*** Opening of MATERIAL FOR THE TASK ***

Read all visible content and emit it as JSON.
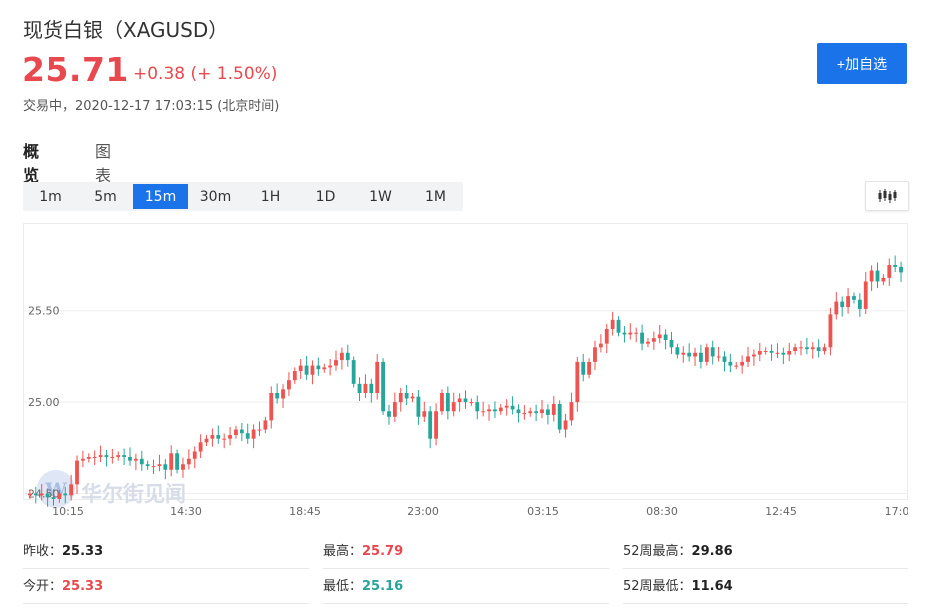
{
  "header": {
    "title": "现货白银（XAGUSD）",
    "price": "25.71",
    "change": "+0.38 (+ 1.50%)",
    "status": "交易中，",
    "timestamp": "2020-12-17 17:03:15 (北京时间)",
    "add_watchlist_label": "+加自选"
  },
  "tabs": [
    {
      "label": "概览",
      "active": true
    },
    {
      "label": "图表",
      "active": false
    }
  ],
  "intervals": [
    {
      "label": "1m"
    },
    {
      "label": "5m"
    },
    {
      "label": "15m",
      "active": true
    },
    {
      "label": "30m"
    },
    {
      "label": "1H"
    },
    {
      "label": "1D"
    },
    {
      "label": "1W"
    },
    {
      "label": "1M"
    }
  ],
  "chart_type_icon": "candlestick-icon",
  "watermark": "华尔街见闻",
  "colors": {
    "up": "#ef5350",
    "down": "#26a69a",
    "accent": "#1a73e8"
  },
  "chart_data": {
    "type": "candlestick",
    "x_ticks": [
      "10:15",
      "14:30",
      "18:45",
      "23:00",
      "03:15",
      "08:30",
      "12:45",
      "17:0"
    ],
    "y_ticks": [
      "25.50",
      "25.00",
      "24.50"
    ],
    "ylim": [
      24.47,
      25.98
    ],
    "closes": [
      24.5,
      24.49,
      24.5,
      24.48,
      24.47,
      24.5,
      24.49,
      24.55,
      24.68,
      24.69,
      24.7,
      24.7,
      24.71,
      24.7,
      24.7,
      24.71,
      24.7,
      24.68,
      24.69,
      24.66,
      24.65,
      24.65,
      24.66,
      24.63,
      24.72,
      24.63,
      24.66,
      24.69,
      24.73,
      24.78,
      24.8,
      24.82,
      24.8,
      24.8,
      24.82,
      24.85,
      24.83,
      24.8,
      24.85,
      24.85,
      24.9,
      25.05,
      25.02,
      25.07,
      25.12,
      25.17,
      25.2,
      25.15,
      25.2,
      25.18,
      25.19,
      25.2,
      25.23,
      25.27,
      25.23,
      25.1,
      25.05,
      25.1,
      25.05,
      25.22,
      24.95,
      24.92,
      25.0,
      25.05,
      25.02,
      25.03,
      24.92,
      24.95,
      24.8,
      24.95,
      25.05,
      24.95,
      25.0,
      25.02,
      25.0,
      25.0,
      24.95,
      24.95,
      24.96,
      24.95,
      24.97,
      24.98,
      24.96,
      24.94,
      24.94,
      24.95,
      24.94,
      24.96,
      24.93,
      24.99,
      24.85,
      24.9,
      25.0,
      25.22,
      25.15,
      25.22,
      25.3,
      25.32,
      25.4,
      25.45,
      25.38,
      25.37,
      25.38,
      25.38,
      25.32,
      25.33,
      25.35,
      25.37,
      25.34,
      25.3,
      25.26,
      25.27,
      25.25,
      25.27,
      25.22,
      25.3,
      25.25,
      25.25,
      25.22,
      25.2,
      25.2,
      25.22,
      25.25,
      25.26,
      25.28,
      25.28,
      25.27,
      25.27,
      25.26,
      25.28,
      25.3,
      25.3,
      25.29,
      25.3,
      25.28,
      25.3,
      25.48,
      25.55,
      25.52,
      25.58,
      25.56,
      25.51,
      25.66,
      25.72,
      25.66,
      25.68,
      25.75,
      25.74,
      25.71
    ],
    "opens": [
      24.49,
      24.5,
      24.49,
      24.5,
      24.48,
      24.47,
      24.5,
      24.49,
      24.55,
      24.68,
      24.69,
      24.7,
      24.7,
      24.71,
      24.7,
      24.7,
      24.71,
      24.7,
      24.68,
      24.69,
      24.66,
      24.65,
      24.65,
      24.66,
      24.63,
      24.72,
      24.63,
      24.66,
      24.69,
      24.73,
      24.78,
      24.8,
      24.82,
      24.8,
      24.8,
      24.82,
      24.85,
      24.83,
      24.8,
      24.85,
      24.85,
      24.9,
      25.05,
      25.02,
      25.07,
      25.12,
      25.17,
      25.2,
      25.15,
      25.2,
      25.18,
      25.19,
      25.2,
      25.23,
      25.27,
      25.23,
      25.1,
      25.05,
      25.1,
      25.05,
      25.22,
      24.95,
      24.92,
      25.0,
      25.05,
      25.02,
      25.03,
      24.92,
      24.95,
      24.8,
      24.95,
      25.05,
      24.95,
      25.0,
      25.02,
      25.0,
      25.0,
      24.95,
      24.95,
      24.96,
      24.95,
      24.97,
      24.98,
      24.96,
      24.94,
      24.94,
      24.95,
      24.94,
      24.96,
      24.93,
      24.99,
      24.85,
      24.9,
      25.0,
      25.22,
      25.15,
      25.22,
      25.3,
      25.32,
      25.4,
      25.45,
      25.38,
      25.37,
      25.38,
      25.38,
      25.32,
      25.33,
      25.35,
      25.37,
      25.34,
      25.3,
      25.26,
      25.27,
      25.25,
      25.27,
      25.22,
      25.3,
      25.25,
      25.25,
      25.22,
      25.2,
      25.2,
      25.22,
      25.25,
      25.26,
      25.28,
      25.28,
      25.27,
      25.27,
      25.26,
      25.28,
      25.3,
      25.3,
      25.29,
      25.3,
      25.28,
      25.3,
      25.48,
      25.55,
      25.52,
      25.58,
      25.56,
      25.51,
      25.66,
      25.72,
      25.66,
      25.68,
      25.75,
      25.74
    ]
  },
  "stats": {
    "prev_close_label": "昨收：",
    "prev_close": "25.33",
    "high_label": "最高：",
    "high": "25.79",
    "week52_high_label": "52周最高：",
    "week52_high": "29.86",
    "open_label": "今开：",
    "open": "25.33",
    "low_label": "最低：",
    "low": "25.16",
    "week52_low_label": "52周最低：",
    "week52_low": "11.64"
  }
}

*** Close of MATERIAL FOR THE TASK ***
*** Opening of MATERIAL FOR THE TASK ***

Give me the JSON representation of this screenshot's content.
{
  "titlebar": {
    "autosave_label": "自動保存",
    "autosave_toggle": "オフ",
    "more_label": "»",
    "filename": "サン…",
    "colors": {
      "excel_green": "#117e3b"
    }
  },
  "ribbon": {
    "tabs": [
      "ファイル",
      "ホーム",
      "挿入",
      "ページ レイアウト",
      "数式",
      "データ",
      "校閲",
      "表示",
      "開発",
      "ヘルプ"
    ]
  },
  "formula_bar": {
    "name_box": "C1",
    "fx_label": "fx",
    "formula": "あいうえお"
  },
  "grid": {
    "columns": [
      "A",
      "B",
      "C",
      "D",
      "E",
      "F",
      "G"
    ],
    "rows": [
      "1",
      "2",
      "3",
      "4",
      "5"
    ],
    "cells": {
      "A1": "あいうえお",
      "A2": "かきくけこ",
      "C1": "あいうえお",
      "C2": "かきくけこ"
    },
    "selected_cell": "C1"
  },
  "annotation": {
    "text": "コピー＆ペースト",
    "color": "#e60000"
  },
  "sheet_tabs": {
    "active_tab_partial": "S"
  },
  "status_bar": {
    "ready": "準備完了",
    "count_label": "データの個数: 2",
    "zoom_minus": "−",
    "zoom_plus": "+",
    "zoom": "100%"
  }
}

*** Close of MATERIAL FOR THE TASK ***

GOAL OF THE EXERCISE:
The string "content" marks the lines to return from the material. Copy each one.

TASK RESULT:
Read all visible content and emit it as JSON.
Give me the JSON representation of this screenshot's content.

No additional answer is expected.